## [Requirement]
Give back all the data exactly, line by line.

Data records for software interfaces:
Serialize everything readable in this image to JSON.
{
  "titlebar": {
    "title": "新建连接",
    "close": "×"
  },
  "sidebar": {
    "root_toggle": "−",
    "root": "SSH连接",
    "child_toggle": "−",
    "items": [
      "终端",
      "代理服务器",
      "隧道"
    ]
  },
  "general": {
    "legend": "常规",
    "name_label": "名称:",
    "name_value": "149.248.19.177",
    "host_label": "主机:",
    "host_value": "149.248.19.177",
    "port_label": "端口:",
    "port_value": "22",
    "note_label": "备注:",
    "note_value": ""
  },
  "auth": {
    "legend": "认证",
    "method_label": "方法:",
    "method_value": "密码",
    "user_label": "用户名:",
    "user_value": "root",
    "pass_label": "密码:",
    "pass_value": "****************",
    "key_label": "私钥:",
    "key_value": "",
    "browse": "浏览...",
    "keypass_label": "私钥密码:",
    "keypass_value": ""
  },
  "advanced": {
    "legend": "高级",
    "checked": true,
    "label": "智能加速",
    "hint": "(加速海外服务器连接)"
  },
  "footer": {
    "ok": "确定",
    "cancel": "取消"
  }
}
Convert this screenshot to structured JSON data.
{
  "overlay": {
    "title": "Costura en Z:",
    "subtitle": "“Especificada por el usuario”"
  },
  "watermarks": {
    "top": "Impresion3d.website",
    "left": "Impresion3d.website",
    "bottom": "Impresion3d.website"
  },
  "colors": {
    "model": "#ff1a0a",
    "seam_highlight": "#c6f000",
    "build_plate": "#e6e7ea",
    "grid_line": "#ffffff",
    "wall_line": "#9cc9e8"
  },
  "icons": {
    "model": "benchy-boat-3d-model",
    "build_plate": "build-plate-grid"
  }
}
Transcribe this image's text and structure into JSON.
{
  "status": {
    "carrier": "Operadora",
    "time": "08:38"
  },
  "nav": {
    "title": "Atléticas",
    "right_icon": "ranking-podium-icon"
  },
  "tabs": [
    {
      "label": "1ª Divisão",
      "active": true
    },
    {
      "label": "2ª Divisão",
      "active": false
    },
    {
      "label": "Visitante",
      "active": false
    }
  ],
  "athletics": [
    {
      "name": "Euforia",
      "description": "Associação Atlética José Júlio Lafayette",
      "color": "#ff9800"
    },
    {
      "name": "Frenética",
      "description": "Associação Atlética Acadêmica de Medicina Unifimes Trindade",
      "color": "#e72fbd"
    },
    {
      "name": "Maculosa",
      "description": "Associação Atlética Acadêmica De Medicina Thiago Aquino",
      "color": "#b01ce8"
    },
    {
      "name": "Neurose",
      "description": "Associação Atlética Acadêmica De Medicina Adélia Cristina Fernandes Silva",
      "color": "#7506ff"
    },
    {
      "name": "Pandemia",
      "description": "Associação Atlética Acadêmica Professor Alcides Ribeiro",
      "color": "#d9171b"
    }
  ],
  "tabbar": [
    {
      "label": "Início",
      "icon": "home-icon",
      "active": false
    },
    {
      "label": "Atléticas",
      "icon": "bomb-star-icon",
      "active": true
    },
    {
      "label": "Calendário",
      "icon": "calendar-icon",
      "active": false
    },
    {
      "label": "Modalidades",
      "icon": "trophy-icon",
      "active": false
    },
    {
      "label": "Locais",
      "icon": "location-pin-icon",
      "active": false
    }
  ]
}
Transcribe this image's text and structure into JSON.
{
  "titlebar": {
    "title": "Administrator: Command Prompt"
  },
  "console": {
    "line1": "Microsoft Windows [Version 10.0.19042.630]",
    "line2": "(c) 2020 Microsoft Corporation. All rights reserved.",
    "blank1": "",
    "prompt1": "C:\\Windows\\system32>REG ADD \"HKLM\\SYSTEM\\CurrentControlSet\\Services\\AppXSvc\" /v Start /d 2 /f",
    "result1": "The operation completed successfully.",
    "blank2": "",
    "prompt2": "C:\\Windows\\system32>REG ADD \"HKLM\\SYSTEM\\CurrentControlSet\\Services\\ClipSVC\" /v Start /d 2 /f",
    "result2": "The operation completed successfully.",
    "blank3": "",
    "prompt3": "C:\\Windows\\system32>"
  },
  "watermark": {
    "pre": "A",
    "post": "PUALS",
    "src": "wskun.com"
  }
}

## [Exercise output]
Serialize everything readable in this image to JSON.
{
  "titlebar": {
    "title": "新建连接",
    "close": "×"
  },
  "sidebar": {
    "root_toggle": "−",
    "root": "SSH连接",
    "child_toggle": "−",
    "items": [
      "终端",
      "代理服务器",
      "隧道"
    ]
  },
  "general": {
    "legend": "常规",
    "name_label": "名称:",
    "name_value": "149.248.19.177",
    "host_label": "主机:",
    "host_value": "149.248.19.177",
    "port_label": "端口:",
    "port_value": "22",
    "note_label": "备注:",
    "note_value": ""
  },
  "auth": {
    "legend": "认证",
    "method_label": "方法:",
    "method_value": "密码",
    "user_label": "用户名:",
    "user_value": "root",
    "pass_label": "密码:",
    "pass_value": "****************",
    "key_label": "私钥:",
    "key_value": "",
    "browse": "浏览...",
    "keypass_label": "私钥密码:",
    "keypass_value": ""
  },
  "advanced": {
    "legend": "高级",
    "checked": true,
    "label": "智能加速",
    "hint": "(加速海外服务器连接)"
  },
  "footer": {
    "ok": "确定",
    "cancel": "取消"
  }
}
Convert this screenshot to structured JSON data.
{
  "overlay": {
    "title": "Costura en Z:",
    "subtitle": "“Especificada por el usuario”"
  },
  "watermarks": {
    "top": "Impresion3d.website",
    "left": "Impresion3d.website",
    "bottom": "Impresion3d.website"
  },
  "colors": {
    "model": "#ff1a0a",
    "seam_highlight": "#c6f000",
    "build_plate": "#e6e7ea",
    "grid_line": "#ffffff",
    "wall_line": "#9cc9e8"
  },
  "icons": {
    "model": "benchy-boat-3d-model",
    "build_plate": "build-plate-grid"
  }
}
Transcribe this image's text and structure into JSON.
{
  "status": {
    "carrier": "Operadora",
    "time": "08:38"
  },
  "nav": {
    "title": "Atléticas",
    "right_icon": "ranking-podium-icon"
  },
  "tabs": [
    {
      "label": "1ª Divisão",
      "active": true
    },
    {
      "label": "2ª Divisão",
      "active": false
    },
    {
      "label": "Visitante",
      "active": false
    }
  ],
  "athletics": [
    {
      "name": "Euforia",
      "description": "Associação Atlética José Júlio Lafayette",
      "color": "#ff9800"
    },
    {
      "name": "Frenética",
      "description": "Associação Atlética Acadêmica de Medicina Unifimes Trindade",
      "color": "#e72fbd"
    },
    {
      "name": "Maculosa",
      "description": "Associação Atlética Acadêmica De Medicina Thiago Aquino",
      "color": "#b01ce8"
    },
    {
      "name": "Neurose",
      "description": "Associação Atlética Acadêmica De Medicina Adélia Cristina Fernandes Silva",
      "color": "#7506ff"
    },
    {
      "name": "Pandemia",
      "description": "Associação Atlética Acadêmica Professor Alcides Ribeiro",
      "color": "#d9171b"
    }
  ],
  "tabbar": [
    {
      "label": "Início",
      "icon": "home-icon",
      "active": false
    },
    {
      "label": "Atléticas",
      "icon": "bomb-star-icon",
      "active": true
    },
    {
      "label": "Calendário",
      "icon": "calendar-icon",
      "active": false
    },
    {
      "label": "Modalidades",
      "icon": "trophy-icon",
      "active": false
    },
    {
      "label": "Locais",
      "icon": "location-pin-icon",
      "active": false
    }
  ]
}
Transcribe this image's text and structure into JSON.
{
  "titlebar": {
    "title": "Administrator: Command Prompt"
  },
  "console": {
    "line1": "Microsoft Windows [Version 10.0.19042.630]",
    "line2": "(c) 2020 Microsoft Corporation. All rights reserved.",
    "blank1": "",
    "prompt1": "C:\\Windows\\system32>REG ADD \"HKLM\\SYSTEM\\CurrentControlSet\\Services\\AppXSvc\" /v Start /d 2 /f",
    "result1": "The operation completed successfully.",
    "blank2": "",
    "prompt2": "C:\\Windows\\system32>REG ADD \"HKLM\\SYSTEM\\CurrentControlSet\\Services\\ClipSVC\" /v Start /d 2 /f",
    "result2": "The operation completed successfully.",
    "blank3": "",
    "prompt3": "C:\\Windows\\system32>"
  },
  "watermark": {
    "pre": "A",
    "post": "PUALS",
    "src": "wskun.com"
  }
}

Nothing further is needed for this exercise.